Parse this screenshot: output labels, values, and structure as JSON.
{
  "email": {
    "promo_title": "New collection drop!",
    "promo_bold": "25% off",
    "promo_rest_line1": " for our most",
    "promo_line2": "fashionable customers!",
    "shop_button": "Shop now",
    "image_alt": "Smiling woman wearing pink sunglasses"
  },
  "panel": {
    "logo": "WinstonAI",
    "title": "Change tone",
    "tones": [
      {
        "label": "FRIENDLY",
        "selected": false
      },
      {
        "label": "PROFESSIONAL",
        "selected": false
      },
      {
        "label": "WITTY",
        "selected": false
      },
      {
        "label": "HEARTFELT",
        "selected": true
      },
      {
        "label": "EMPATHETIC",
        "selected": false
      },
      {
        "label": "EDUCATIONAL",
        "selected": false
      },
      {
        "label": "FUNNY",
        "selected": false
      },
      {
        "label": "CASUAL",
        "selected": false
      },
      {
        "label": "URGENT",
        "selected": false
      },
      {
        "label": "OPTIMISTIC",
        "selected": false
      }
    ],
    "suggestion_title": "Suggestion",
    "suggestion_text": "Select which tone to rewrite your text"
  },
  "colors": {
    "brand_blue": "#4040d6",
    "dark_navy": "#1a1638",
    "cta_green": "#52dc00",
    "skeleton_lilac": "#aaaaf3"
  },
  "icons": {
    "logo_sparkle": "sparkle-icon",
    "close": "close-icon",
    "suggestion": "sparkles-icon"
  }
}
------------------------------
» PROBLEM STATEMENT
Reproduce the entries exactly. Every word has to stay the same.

» EXERCISE OUTPUT
Parse this screenshot: output labels, values, and structure as JSON.
{
  "email": {
    "promo_title": "New collection drop!",
    "promo_bold": "25% off",
    "promo_rest_line1": " for our most",
    "promo_line2": "fashionable customers!",
    "shop_button": "Shop now",
    "image_alt": "Smiling woman wearing pink sunglasses"
  },
  "panel": {
    "logo": "WinstonAI",
    "title": "Change tone",
    "tones": [
      {
        "label": "FRIENDLY",
        "selected": false
      },
      {
        "label": "PROFESSIONAL",
        "selected": false
      },
      {
        "label": "WITTY",
        "selected": false
      },
      {
        "label": "HEARTFELT",
        "selected": true
      },
      {
        "label": "EMPATHETIC",
        "selected": false
      },
      {
        "label": "EDUCATIONAL",
        "selected": false
      },
      {
        "label": "FUNNY",
        "selected": false
      },
      {
        "label": "CASUAL",
        "selected": false
      },
      {
        "label": "URGENT",
        "selected": false
      },
      {
        "label": "OPTIMISTIC",
        "selected": false
      }
    ],
    "suggestion_title": "Suggestion",
    "suggestion_text": "Select which tone to rewrite your text"
  },
  "colors": {
    "brand_blue": "#4040d6",
    "dark_navy": "#1a1638",
    "cta_green": "#52dc00",
    "skeleton_lilac": "#aaaaf3"
  },
  "icons": {
    "logo_sparkle": "sparkle-icon",
    "close": "close-icon",
    "suggestion": "sparkles-icon"
  }
}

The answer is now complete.